Buy-to-let landlord tax avoidance is most common within the London commuter zone, with all of the top five hotspot towns coming from within this area, according to analysis by UHY Hacker Young, the national accountancy group. They also make up eight of the top ten nationally.
Ilford is home to the highest number of landlords per capita in the UK admitting to underpaying tax on their property income last year, with 14.3 per 100,000, followed by Slough with 12.6 per 100,000, while Dartford (12.1), Luton (11.6) and Enfield (11.3) completed the top five.
These disclosures of tax avoidance by buy-to-let landlords were made under HMRC’s Let Property Campaign, which proactively mailshots buy-to-let landlords suspected of avoiding tax on their rental income warning them of the consequences of tax avoidance.
The campaign has been hugely successful at persuading millions of buy-to-let landlords across the UK to declare tax that may have otherwise gone unpaid. Indeed, in the last year, HMRC has collected an additional £17.7 million from landlords.

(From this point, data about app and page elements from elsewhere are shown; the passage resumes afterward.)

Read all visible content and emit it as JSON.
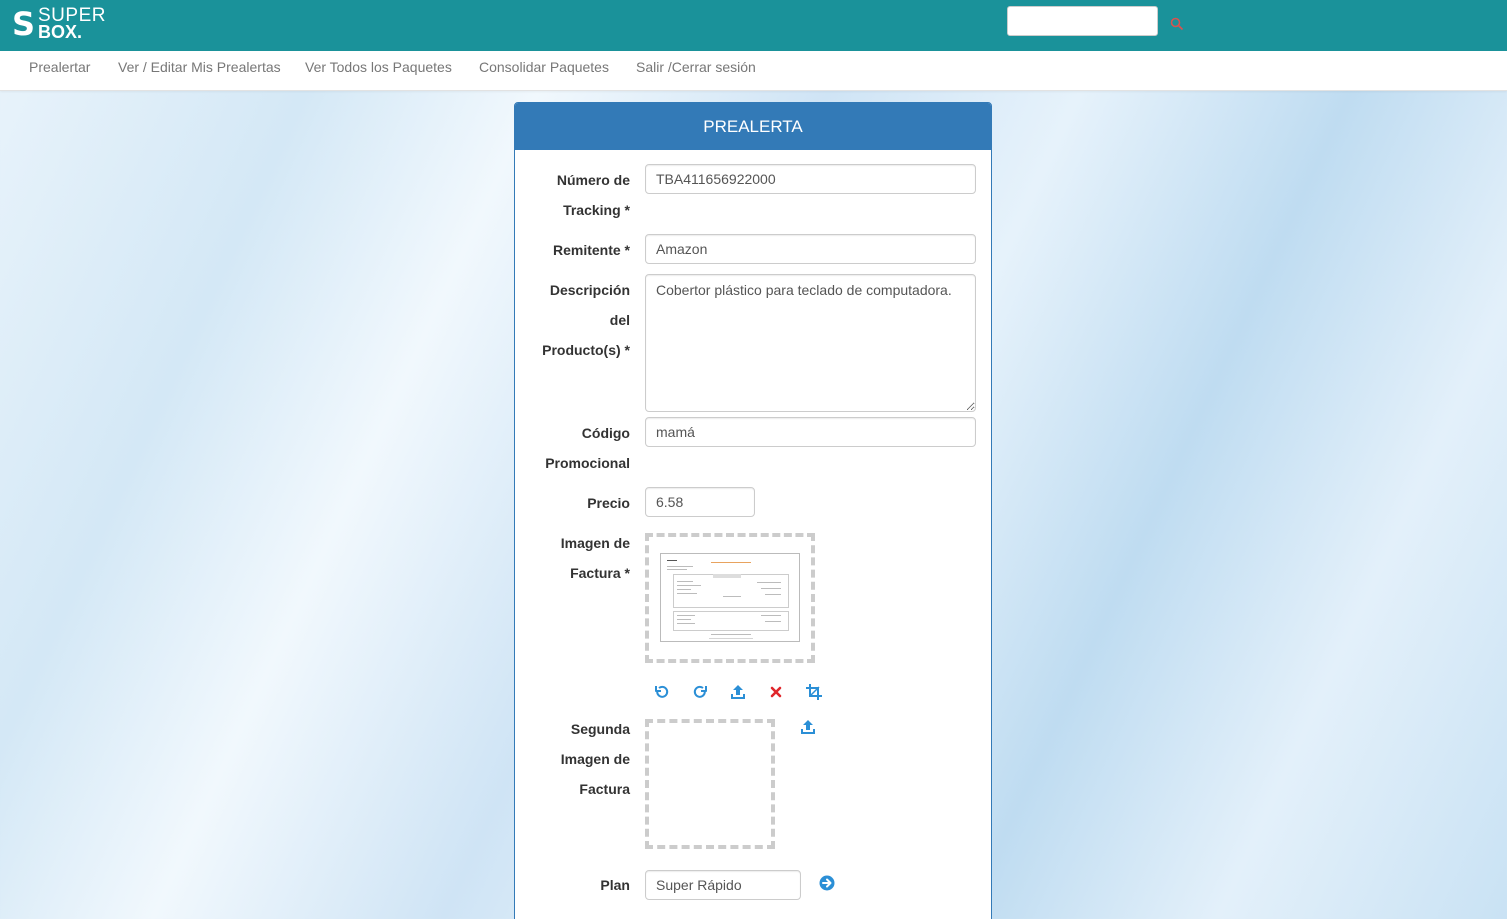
{
  "header": {
    "logo_letter": "S",
    "logo_super": "SUPER",
    "logo_box": "BOX.",
    "search": {
      "value": "",
      "placeholder": ""
    },
    "colors": {
      "bar": "#1a929a"
    }
  },
  "nav": {
    "items": [
      {
        "label": "Prealertar"
      },
      {
        "label": "Ver / Editar Mis Prealertas"
      },
      {
        "label": "Ver Todos los Paquetes"
      },
      {
        "label": "Consolidar Paquetes"
      },
      {
        "label": "Salir /Cerrar sesión"
      }
    ]
  },
  "form": {
    "title": "PREALERTA",
    "tracking": {
      "label_line1": "Número de",
      "label_line2": "Tracking *",
      "value": "TBA411656922000"
    },
    "sender": {
      "label": "Remitente *",
      "value": "Amazon"
    },
    "description": {
      "label_line1": "Descripción",
      "label_line2": "del",
      "label_line3": "Producto(s) *",
      "value": "Cobertor plástico para teclado de computadora."
    },
    "promo": {
      "label_line1": "Código",
      "label_line2": "Promocional",
      "value": "mamá"
    },
    "price": {
      "label": "Precio",
      "value": "6.58"
    },
    "invoice_image": {
      "label_line1": "Imagen de",
      "label_line2": "Factura *"
    },
    "second_invoice_image": {
      "label_line1": "Segunda",
      "label_line2": "Imagen de",
      "label_line3": "Factura"
    },
    "plan": {
      "label": "Plan",
      "value": "Super Rápido"
    },
    "icons": [
      "rotate-left-icon",
      "rotate-right-icon",
      "upload-icon",
      "delete-icon",
      "crop-icon",
      "upload-icon",
      "arrow-right-circle-icon"
    ],
    "colors": {
      "heading": "#337ab7",
      "icon_blue": "#2b8fd6",
      "icon_red": "#e0262b"
    }
  }
}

Targets for the Let Property Campaign are detected through HMRC’s Connect AI system, which automatically cross-references data from sources including Council Tax bills, the Land Registry and even Rightmove and Zoopla listings.
There are currently almost 2.7 million private landlords operating in the UK, with buy-to-let still seen as a relatively attainable and worthwhile investment opportunity. However, many buy-to-let landlords are not professional investors and can subsequently fall foul of tax rules.
Neela Chauhan, Partner at UHY Hacker Young, says: “HMRC sees rich pickings in the buy-to-let market in terms of unpaid tax. The amounts collected from landlords who have voluntarily come forward suggest they may be right in their assessment. Landlords leave themselves vulnerable to prosecution and even a prison sentence if they fail to declare the correct amount of rental income or pay CGT on the sale of buy-to-let properties. Given the consequences of laying low, proactively admitting a possible error to HMRC is unquestionably the prudent course of action.”